LONDON – Spammers beware. Britain has announced that those sending unsolicited e-mail must get recipients' agreement in advance. Violators will be subject to fines of 5,000 pounds (US$8,000) or more and possible lawsuits from those they've targeted.
The rule, aimed at shrinking the heavy traffic of junk e-mail messages (search), also applies to unsolicited text messages sent to mobile phones, the government said Thursday.
It makes an exception in cases where the sender and recipient have done business with one another in the past, so companies will still be allowed to contact former customers with new offers and other information, the Department of Trade and Industry (search) said.
"These regulations will help combat the global nuisance of unsolicited e-mails and texts by enshrining in law rights that give consumers more say over who can use their personal details," Communications Minister Stephen Timms said in announcing the new regulations.
But the government won't be able to touch bulk e-mailers who target Britons from outside the country, and spammers' anonymity may make it hard to impose fines even on those operating in Britain.
The ban applies only to individual addressees, not businesses. The Trade and Industry department said businesses told officials they wanted to continue receiving electronic solicitations.
Britain issued the new rules to comply with a European Union (search) directive that requires member states to act against spam by Oct. 31. The government introduced the new rules Thursday and they will come into force on Dec. 11.
Violators will be subject to fines of up to 5,000 pounds (US$8,000) if a complaint against them is resolved by a low-level magistrates court or an unlimited fine if the case goes to a jury, the Trade and Industry department said. Those who have been damaged by illegal spam will have the right to sue, it added.
The new rules also limit companies' ability to use "cookie" files and other devices which let them obtain information about users who visit their Web sites. Companies will now be required to ask users' permission before taking such data and retaining or selling it.
The new regulations also include an extension of a rule announced last year that allows individuals to bar telemarketers from calling them. Now businesses can choose not to receive such calls, the government said.

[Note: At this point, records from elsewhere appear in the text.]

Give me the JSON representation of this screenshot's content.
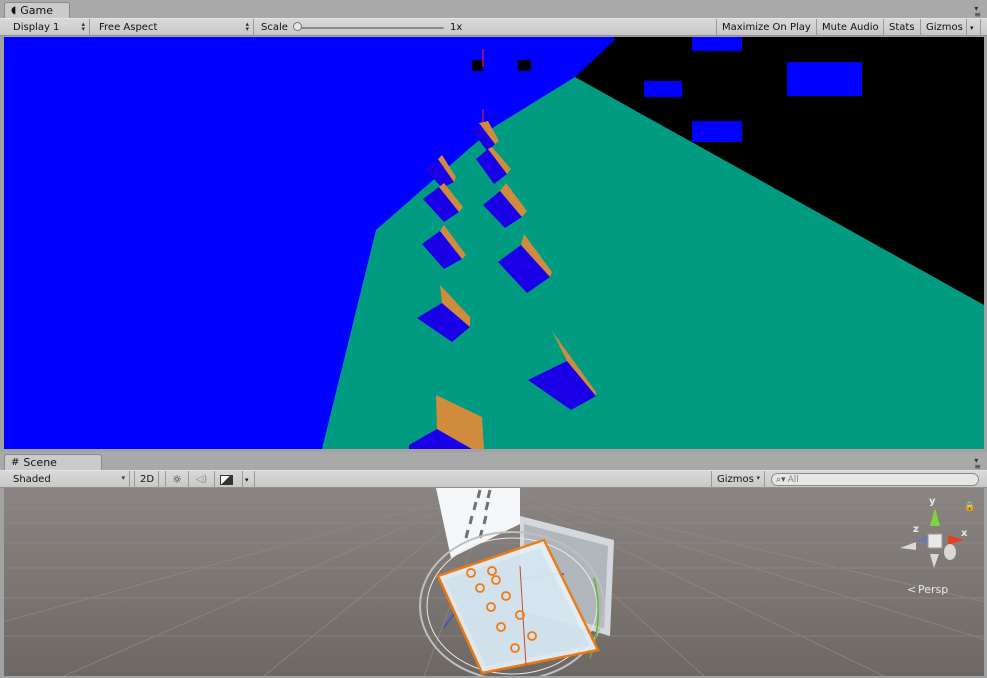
{
  "game": {
    "tab_label": "Game",
    "tab_icon": "pacman-icon",
    "display": "Display 1",
    "aspect": "Free Aspect",
    "scale_label": "Scale",
    "scale_value": "1x",
    "scale_slider_fraction": 0.0,
    "maximize_on_play": "Maximize On Play",
    "mute_audio": "Mute Audio",
    "stats": "Stats",
    "gizmos": "Gizmos"
  },
  "scene": {
    "tab_label": "Scene",
    "tab_icon": "hash-icon",
    "shading_mode": "Shaded",
    "mode_2d": "2D",
    "gizmos": "Gizmos",
    "search_placeholder": "All",
    "projection_label": "Persp",
    "axis_labels": {
      "y": "y",
      "z": "z",
      "x": "x"
    }
  },
  "colors": {
    "sky_blue": "#0000ff",
    "ground_teal": "#009b80",
    "void_black": "#000000",
    "cube_top": "#1a00e6",
    "cube_side": "#d08c3c",
    "selection_orange": "#f07a10",
    "editor_gray": "#a2a2a2"
  }
}
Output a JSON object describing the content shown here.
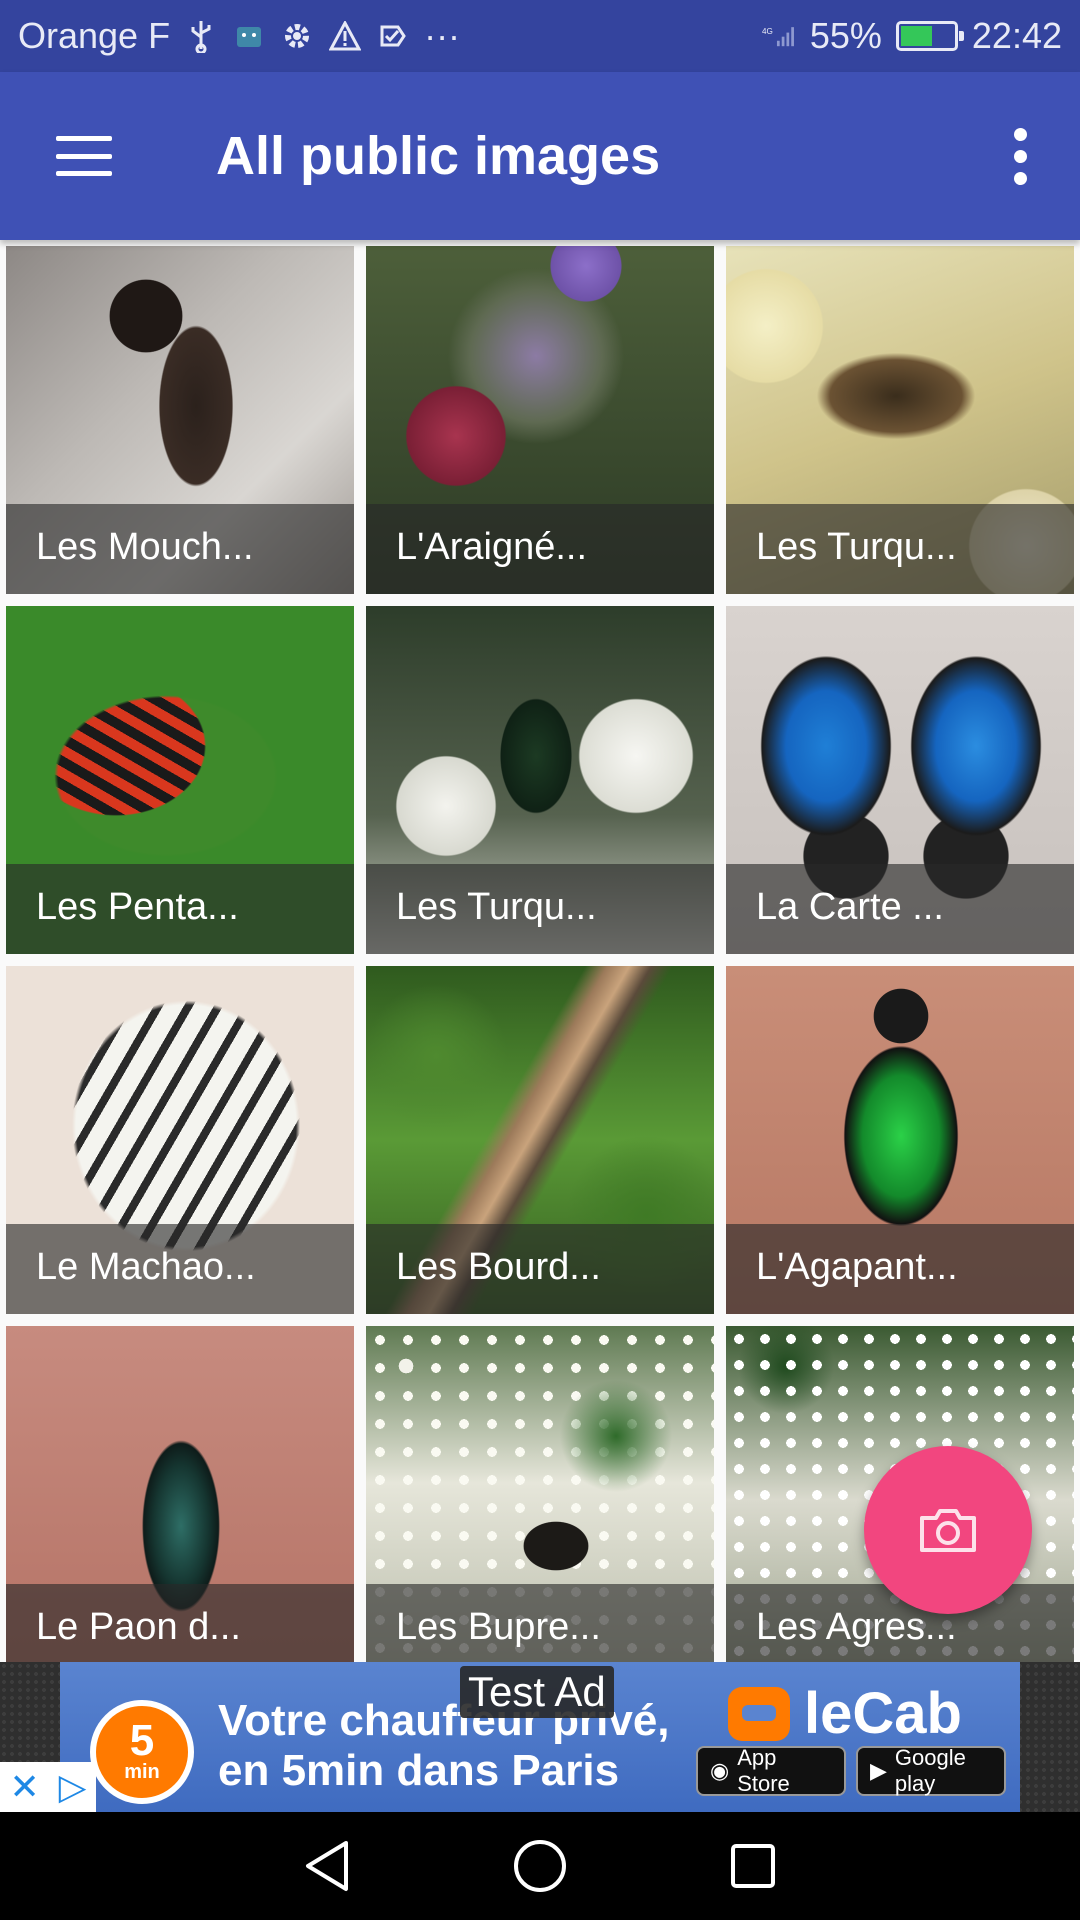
{
  "status_bar": {
    "carrier": "Orange F",
    "notification_icons": [
      "usb-icon",
      "android-icon",
      "gear-icon",
      "warning-icon",
      "checkmark-icon"
    ],
    "more": "···",
    "network": "4G",
    "battery": "55%",
    "battery_level": 0.55,
    "time": "22:42"
  },
  "app_bar": {
    "title": "All public images"
  },
  "grid": {
    "tiles": [
      {
        "label": "Les Mouch..."
      },
      {
        "label": "L'Araigné..."
      },
      {
        "label": "Les Turqu..."
      },
      {
        "label": "Les Penta..."
      },
      {
        "label": "Les Turqu..."
      },
      {
        "label": "La Carte ..."
      },
      {
        "label": "Le Machao..."
      },
      {
        "label": "Les Bourd..."
      },
      {
        "label": "L'Agapant..."
      },
      {
        "label": "Le Paon d..."
      },
      {
        "label": "Les Bupre..."
      },
      {
        "label": "Les Agres..."
      }
    ]
  },
  "fab": {
    "icon": "camera-icon"
  },
  "ad": {
    "test_label": "Test Ad",
    "timer_number": "5",
    "timer_unit": "min",
    "headline_line1": "Votre chauffeur privé,",
    "headline_line2": "en 5min dans Paris",
    "brand": "leCab",
    "app_store": "App Store",
    "google_play": "Google play"
  },
  "colors": {
    "status_bar": "#34449e",
    "app_bar": "#3f51b5",
    "fab": "#f2467f"
  }
}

The Australian government announced even tougher plans to crack down on spam Thursday, proposing to fine those who send unsolicited messages up to A$1.1 million (US$726,000) a day.